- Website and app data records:
----
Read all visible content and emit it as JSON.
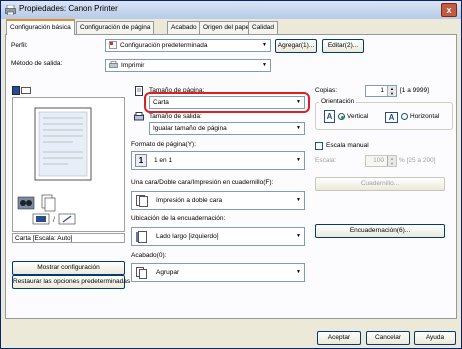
{
  "window": {
    "title": "Propiedades: Canon Printer",
    "close_glyph": "x"
  },
  "tabs": [
    {
      "label": "Configuración básica"
    },
    {
      "label": "Configuración de página"
    },
    {
      "label": "Acabado"
    },
    {
      "label": "Origen del papel"
    },
    {
      "label": "Calidad"
    }
  ],
  "profile": {
    "label": "Perfil:",
    "value": "Configuración predeterminada",
    "add_button": "Agregar(1)...",
    "edit_button": "Editar(2)..."
  },
  "output": {
    "label": "Método de salida:",
    "value": "Imprimir"
  },
  "page_size": {
    "label": "Tamaño de página:",
    "value": "Carta"
  },
  "output_size": {
    "label": "Tamaño de salida:",
    "value": "Igualar tamaño de página"
  },
  "copies": {
    "label": "Copias:",
    "value": "1",
    "range": "[1 a 9999]"
  },
  "orientation": {
    "label": "Orientación",
    "options": [
      {
        "glyph": "A",
        "label": "Vertical",
        "selected": true
      },
      {
        "glyph": "A",
        "label": "Horizontal",
        "selected": false
      }
    ]
  },
  "page_format": {
    "label": "Formato de página(Y):",
    "glyph": "1",
    "value": "1 en 1"
  },
  "manual_scale": {
    "label": "Escala manual",
    "scale_label": "Escala:",
    "scale_value": "100",
    "scale_range": "% [25 a 200]"
  },
  "duplex": {
    "label": "Una cara/Doble cara/Impresión en cuadernillo(F):",
    "value": "Impresión a doble cara",
    "booklet_button": "Cuadernillo..."
  },
  "binding": {
    "label": "Ubicación de la encuadernación:",
    "value": "Lado largo [izquierdo]",
    "binding_button": "Encuadernación(6)..."
  },
  "finishing": {
    "label": "Acabado(0):",
    "value": "Agrupar"
  },
  "preview": {
    "caption": "Carta [Escala: Auto]"
  },
  "left_buttons": {
    "show_config": "Mostrar configuración",
    "restore_defaults": "Restaurar las opciones predeterminadas"
  },
  "footer": {
    "ok": "Aceptar",
    "cancel": "Cancelar",
    "help": "Ayuda"
  },
  "colors": {
    "highlight": "#e02020",
    "tab_accent": "#e68b2c"
  }
}
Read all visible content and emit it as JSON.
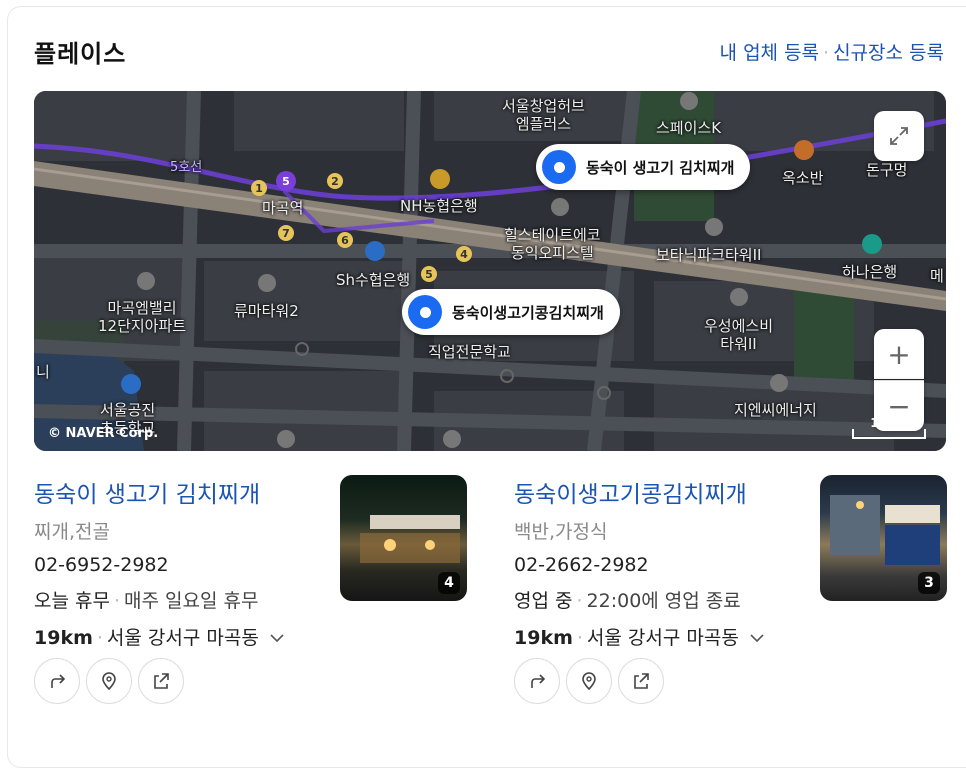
{
  "header": {
    "title": "플레이스",
    "link_register": "내 업체 등록",
    "link_new_place": "신규장소 등록"
  },
  "map": {
    "pins": [
      "동숙이 생고기 김치찌개",
      "동숙이생고기콩김치찌개"
    ],
    "labels": {
      "l1": "서울창업허브\n엠플러스",
      "l2": "스페이스K",
      "l3": "5호선",
      "l4": "마곡역",
      "l5": "NH농협은행",
      "l6": "힐스테이트에코\n동익오피스텔",
      "l7": "보타닉파크타워II",
      "l8": "옥소반",
      "l9": "돈구멍",
      "l10": "하나은행",
      "l11": "Sh수협은행",
      "l12": "류마타워2",
      "l13": "마곡엠밸리\n12단지아파트",
      "l14": "우성에스비\n타워II",
      "l15": "직업전문학교",
      "l16": "지엔씨에너지",
      "l17": "서울공진\n초등학교",
      "l18": "메",
      "l19": "니"
    },
    "copyright": "© NAVER Corp.",
    "scale": "100m",
    "zoom_in": "+",
    "zoom_out": "−"
  },
  "places": [
    {
      "name": "동숙이 생고기 김치찌개",
      "category": "찌개,전골",
      "phone": "02-6952-2982",
      "status": "오늘 휴무",
      "status_detail": "매주 일요일 휴무",
      "distance": "19km",
      "address": "서울 강서구 마곡동",
      "photo_count": "4"
    },
    {
      "name": "동숙이생고기콩김치찌개",
      "category": "백반,가정식",
      "phone": "02-2662-2982",
      "status": "영업 중",
      "status_detail": "22:00에 영업 종료",
      "distance": "19km",
      "address": "서울 강서구 마곡동",
      "photo_count": "3"
    }
  ],
  "icons": {
    "directions": "directions-icon",
    "save": "location-pin-icon",
    "share": "share-icon"
  }
}
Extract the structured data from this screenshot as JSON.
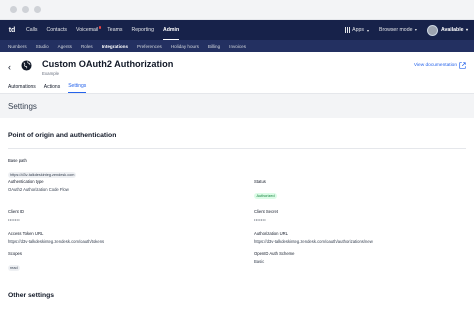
{
  "topnav": {
    "items": [
      "Calls",
      "Contacts",
      "Voicemail",
      "Teams",
      "Reporting",
      "Admin"
    ],
    "apps": "Apps",
    "browser_mode": "Browser mode",
    "status": "Available"
  },
  "subnav": {
    "items": [
      "Numbers",
      "Studio",
      "Agents",
      "Roles",
      "Integrations",
      "Preferences",
      "Holiday hours",
      "Billing",
      "Invoices"
    ]
  },
  "header": {
    "title": "Custom OAuth2 Authorization",
    "subtitle": "Example",
    "view_doc": "View documentation"
  },
  "tabs": [
    "Automations",
    "Actions",
    "Settings"
  ],
  "settings_heading": "Settings",
  "section1": {
    "title": "Point of origin and authentication",
    "base_path_label": "Base path",
    "base_path_value": "https://d3v-talkdeskinteg.zendesk.com",
    "auth_type_label": "Authentication type",
    "auth_type_value": "OAuth2 Authorization Code Flow",
    "status_label": "Status",
    "status_value": "Authorized",
    "client_id_label": "Client ID",
    "client_id_value": "•••••••",
    "client_secret_label": "Client Secret",
    "client_secret_value": "•••••••",
    "access_token_label": "Access Token URL",
    "access_token_value": "https://d3v-talkdeskinteg.zendesk.com/oauth/tokens",
    "auth_url_label": "Authorization URL",
    "auth_url_value": "https://d3v-talkdeskinteg.zendesk.com/oauth/authorizations/new",
    "scopes_label": "Scopes",
    "scopes_value": "read",
    "openid_label": "OpenID Auth Scheme",
    "openid_value": "Basic"
  },
  "section2": {
    "title": "Other settings"
  }
}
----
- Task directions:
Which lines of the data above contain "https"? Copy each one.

- Output:
    "base_path_value": "https://d3v-talkdeskinteg.zendesk.com",
    "access_token_value": "https://d3v-talkdeskinteg.zendesk.com/oauth/tokens",
    "auth_url_value": "https://d3v-talkdeskinteg.zendesk.com/oauth/authorizations/new",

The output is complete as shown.